_TASK TO CARRY OUT_
Look through the material and copy each line holding "this".

_RECORDS PROVIDED_
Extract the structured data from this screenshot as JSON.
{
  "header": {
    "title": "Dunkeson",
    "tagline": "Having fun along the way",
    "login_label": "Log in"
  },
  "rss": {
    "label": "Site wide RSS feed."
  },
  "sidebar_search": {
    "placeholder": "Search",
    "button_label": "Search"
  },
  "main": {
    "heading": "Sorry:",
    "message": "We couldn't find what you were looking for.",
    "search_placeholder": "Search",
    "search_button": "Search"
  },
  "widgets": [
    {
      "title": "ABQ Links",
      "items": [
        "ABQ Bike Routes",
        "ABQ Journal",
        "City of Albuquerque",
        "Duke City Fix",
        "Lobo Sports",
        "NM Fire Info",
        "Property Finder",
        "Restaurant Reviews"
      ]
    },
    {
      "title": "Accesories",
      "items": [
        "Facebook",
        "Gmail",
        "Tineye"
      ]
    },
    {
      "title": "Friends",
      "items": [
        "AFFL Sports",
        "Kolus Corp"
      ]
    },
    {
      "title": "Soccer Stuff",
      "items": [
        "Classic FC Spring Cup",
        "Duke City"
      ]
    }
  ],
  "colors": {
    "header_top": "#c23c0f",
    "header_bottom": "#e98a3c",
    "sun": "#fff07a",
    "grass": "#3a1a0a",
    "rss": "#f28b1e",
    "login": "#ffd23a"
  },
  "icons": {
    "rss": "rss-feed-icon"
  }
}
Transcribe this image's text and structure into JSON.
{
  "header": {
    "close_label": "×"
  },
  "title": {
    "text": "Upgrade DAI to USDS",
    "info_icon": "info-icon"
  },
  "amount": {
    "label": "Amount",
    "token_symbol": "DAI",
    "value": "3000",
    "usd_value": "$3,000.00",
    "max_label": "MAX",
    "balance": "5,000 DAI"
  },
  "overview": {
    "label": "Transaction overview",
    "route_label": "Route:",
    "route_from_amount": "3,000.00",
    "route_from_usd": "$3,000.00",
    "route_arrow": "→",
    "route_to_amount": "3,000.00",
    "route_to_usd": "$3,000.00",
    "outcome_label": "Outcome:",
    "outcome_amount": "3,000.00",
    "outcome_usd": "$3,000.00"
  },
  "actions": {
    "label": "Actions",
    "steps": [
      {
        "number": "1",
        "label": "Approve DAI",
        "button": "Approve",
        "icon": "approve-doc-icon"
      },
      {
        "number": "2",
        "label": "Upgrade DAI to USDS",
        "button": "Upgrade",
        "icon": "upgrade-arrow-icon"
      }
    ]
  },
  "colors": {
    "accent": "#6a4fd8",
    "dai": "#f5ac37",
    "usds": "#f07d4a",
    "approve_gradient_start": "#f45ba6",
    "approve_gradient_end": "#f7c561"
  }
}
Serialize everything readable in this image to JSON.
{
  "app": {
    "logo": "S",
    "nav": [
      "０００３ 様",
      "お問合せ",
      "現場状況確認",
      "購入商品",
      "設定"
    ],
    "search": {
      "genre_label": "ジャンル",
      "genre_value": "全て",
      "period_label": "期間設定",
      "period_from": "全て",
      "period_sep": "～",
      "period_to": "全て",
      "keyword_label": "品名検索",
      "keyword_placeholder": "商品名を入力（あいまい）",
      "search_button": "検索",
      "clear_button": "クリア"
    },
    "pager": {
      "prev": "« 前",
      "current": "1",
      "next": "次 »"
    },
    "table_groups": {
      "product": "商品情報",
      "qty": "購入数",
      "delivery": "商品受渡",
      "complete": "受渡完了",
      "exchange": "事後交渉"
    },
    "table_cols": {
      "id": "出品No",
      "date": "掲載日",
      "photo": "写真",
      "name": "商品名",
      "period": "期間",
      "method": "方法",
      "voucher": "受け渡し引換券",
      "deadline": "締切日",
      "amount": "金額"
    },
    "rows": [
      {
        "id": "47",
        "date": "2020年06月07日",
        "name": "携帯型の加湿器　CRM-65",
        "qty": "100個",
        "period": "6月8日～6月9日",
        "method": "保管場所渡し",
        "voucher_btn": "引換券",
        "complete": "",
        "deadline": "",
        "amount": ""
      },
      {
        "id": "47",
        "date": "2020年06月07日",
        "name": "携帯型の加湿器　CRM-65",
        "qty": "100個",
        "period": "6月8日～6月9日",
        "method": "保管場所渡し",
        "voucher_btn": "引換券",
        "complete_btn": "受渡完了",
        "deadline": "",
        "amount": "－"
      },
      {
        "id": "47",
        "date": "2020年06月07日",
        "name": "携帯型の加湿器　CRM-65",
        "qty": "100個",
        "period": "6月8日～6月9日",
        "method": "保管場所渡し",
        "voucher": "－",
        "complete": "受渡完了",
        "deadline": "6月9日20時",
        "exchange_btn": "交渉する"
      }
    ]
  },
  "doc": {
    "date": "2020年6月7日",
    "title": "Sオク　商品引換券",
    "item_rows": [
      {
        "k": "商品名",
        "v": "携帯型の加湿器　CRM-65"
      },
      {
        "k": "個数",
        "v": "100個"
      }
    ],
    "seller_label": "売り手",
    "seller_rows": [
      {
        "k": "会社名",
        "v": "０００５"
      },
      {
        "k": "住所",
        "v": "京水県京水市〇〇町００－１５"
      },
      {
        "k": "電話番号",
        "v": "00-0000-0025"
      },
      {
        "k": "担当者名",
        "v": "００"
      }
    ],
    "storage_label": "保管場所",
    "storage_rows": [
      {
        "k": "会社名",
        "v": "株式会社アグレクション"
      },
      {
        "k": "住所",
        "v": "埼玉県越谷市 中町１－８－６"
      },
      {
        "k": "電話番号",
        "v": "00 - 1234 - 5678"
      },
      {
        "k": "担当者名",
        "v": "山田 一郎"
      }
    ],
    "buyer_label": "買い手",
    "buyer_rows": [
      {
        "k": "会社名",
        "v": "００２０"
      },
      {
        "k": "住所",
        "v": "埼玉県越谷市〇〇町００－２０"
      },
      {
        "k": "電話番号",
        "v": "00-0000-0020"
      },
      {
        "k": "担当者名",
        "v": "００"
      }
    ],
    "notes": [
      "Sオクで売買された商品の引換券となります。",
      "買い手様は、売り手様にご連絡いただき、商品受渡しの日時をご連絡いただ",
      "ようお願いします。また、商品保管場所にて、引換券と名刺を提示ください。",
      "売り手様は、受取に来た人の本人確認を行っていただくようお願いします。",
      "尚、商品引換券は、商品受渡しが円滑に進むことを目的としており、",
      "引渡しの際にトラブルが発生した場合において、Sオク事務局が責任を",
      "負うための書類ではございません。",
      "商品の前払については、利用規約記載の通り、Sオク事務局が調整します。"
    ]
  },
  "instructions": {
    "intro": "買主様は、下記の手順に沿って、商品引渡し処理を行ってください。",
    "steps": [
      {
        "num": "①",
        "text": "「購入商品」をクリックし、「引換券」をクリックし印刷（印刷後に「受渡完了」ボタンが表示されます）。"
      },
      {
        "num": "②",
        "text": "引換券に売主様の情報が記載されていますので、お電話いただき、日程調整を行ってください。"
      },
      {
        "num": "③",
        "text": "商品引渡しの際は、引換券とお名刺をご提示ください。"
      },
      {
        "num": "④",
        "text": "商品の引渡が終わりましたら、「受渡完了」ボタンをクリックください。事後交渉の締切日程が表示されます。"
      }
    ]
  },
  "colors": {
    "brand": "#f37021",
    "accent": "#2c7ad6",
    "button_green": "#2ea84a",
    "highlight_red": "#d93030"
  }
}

_RESPONSE BOX_
Extract the structured data from this screenshot as JSON.
Transcribe this image's text and structure into JSON.
Serialize everything readable in this image to JSON.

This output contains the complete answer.